- [TASK BRIEF] Copy each line of the data below with the word "title".

- [DATA RECORDS]
⁂

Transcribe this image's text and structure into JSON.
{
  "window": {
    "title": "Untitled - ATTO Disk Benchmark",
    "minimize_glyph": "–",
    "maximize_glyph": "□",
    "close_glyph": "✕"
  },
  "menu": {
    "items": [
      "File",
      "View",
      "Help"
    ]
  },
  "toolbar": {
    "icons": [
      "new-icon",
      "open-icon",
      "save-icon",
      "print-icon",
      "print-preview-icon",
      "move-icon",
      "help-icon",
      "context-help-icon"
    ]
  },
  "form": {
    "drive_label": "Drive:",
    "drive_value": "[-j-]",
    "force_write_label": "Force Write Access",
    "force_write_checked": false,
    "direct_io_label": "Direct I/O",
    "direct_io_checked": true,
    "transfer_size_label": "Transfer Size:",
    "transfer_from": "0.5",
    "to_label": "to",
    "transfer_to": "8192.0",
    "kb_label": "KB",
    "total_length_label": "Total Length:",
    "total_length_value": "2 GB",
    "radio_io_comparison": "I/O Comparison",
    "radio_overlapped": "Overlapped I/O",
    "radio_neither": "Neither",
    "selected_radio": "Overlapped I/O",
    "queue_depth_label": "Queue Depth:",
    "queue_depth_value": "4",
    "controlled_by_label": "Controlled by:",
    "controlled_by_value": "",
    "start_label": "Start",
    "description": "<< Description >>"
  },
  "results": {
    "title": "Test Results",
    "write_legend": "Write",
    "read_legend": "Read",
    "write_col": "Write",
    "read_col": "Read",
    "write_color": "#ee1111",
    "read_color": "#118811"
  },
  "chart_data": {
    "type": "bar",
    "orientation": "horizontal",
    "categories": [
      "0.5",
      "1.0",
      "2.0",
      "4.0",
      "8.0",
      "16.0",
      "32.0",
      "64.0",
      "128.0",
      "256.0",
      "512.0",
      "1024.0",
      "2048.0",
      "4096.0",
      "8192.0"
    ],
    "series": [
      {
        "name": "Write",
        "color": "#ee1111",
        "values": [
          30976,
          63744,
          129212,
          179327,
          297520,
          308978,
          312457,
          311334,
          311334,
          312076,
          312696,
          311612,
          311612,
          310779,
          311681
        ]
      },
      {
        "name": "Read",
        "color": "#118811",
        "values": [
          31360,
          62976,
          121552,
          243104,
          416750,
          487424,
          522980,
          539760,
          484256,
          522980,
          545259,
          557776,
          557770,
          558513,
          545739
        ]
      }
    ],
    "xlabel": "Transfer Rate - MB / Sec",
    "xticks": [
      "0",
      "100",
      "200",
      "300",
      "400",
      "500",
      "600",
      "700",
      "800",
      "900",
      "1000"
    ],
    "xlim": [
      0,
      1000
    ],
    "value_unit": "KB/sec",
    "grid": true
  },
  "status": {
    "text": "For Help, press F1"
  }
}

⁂

- [OUTPUT BELOW]
    "title": "Untitled - ATTO Disk Benchmark",
    "title": "Test Results",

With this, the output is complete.